VIPs gather for opening of second Suez Canal - but doubts linger over security

'A gift from Egypt to the rest of the world'

VIPs gather for opening of second Suez Canal - but is it really needed?
Jeremy Corbyn dresses abysmally. That's a great thing because it's genuine

Jeremy Corbyn dresses abysmally. That's a great thing because it's genuine

Fashion editor, Alexander Fury, applauds a man who clearly has more important things on his mind
The male menopause and intimations of mortality

Aches, pains and an inkling of mortality

So the male menopause is real, they say, but what would the Victorians, 'old' at 30, think of that, asks DJ Taylor
Man Booker Prize 2015: Anna Smaill - How can I possibly be on the list with these writers I have idolised?

'How can I possibly be on the list with these writers I have idolised?'

Man Booker Prize nominee Anna Smaill on the rise of Kiwi lit
Bettany Hughes interview: The historian on how Socrates would have solved Greece's problems

Bettany Hughes interview

The historian on how Socrates would have solved Greece's problems
Art of the state: Pyongyang propaganda posters to be exhibited in China

Art of the state

Pyongyang propaganda posters to be exhibited in China
Mildreds and Vanilla Black have given vegetarian food a makeover in new cookbooks

Vegetarian food gets a makeover

Long-time vegetarian Holly Williams tries to recreate some of the inventive recipes in Mildreds and Vanilla Black's new cookbooks
The haunting of Shirley Jackson: Was the gothic author's life really as bleak as her fiction?

The haunting of Shirley Jackson

Was the gothic author's life really as bleak as her fiction?
Bill Granger recipes: Heading off on holiday? Try out our chef's seaside-inspired dishes...

Bill Granger's seaside-inspired recipes

These dishes are so easy to make, our chef is almost embarrassed to call them recipes
Ashes 2015: Tourists are limp, leaderless and distinctly UnAustralian

Tourists are limp, leaderless and distinctly UnAustralian

A woefully out-of-form Michael Clarke embodies his team's fragile Ashes campaign, says Michael Calvin
Blairites be warned, this could be the moment Labour turns into Syriza

Andrew Grice: Inside Westminster

Blairites be warned, this could be the moment Labour turns into Syriza
HMS Victory: The mystery of Britain's worst naval disaster is finally solved - 271 years later

The mystery of Britain's worst naval disaster is finally solved - 271 years later

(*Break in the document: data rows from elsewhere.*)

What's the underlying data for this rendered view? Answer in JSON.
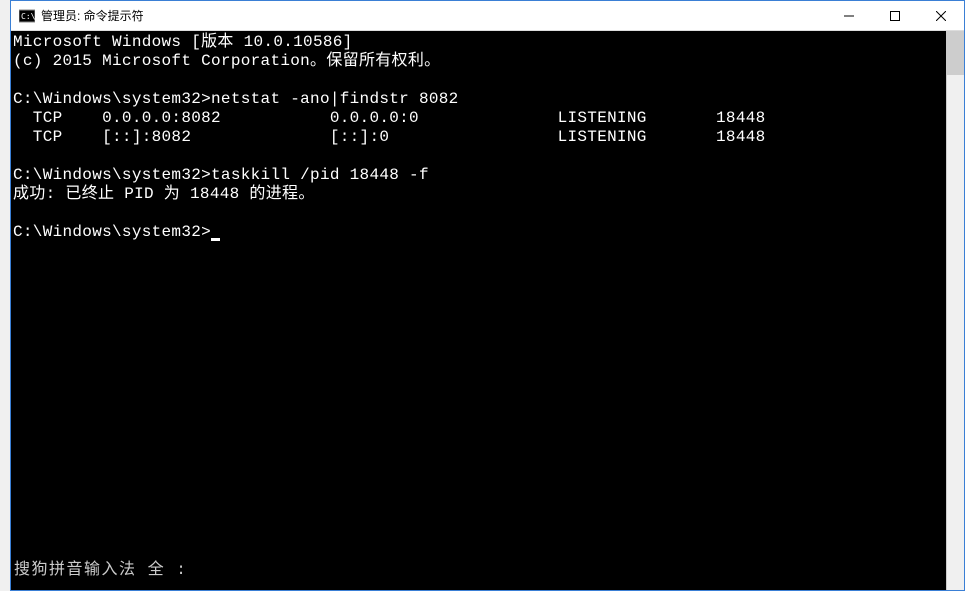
{
  "window": {
    "title": "管理员: 命令提示符"
  },
  "terminal": {
    "banner_line1": "Microsoft Windows [版本 10.0.10586]",
    "banner_line2": "(c) 2015 Microsoft Corporation。保留所有权利。",
    "prompt1_path": "C:\\Windows\\system32>",
    "prompt1_command": "netstat -ano|findstr 8082",
    "netstat_row1": "  TCP    0.0.0.0:8082           0.0.0.0:0              LISTENING       18448",
    "netstat_row2": "  TCP    [::]:8082              [::]:0                 LISTENING       18448",
    "prompt2_path": "C:\\Windows\\system32>",
    "prompt2_command": "taskkill /pid 18448 -f",
    "taskkill_result": "成功: 已终止 PID 为 18448 的进程。",
    "prompt3_path": "C:\\Windows\\system32>"
  },
  "ime": {
    "status": "搜狗拼音输入法 全 :"
  }
}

Exclusive: David Keys reveals the research that finally explains why HMS Victory went down with the loss of 1,100 lives
Survivors of the Nagasaki atomic bomb attack: Japan must not abandon its post-war pacifism

'I saw people so injured you couldn't tell if they were dead or alive'

Nagasaki survivors on why Japan must not abandon its post-war pacifism
Jon Stewart: The voice of Democrats who felt Obama had failed to deliver on his 'Yes We Can' slogan, and the voter he tried hardest to keep onside

The voter Obama tried hardest to keep onside

Outgoing The Daily Show host, Jon Stewart, became the voice of Democrats who felt the President had failed to deliver on his ‘Yes We Can’ slogan. Tim Walker charts the ups and downs of their 10-year relationship on screen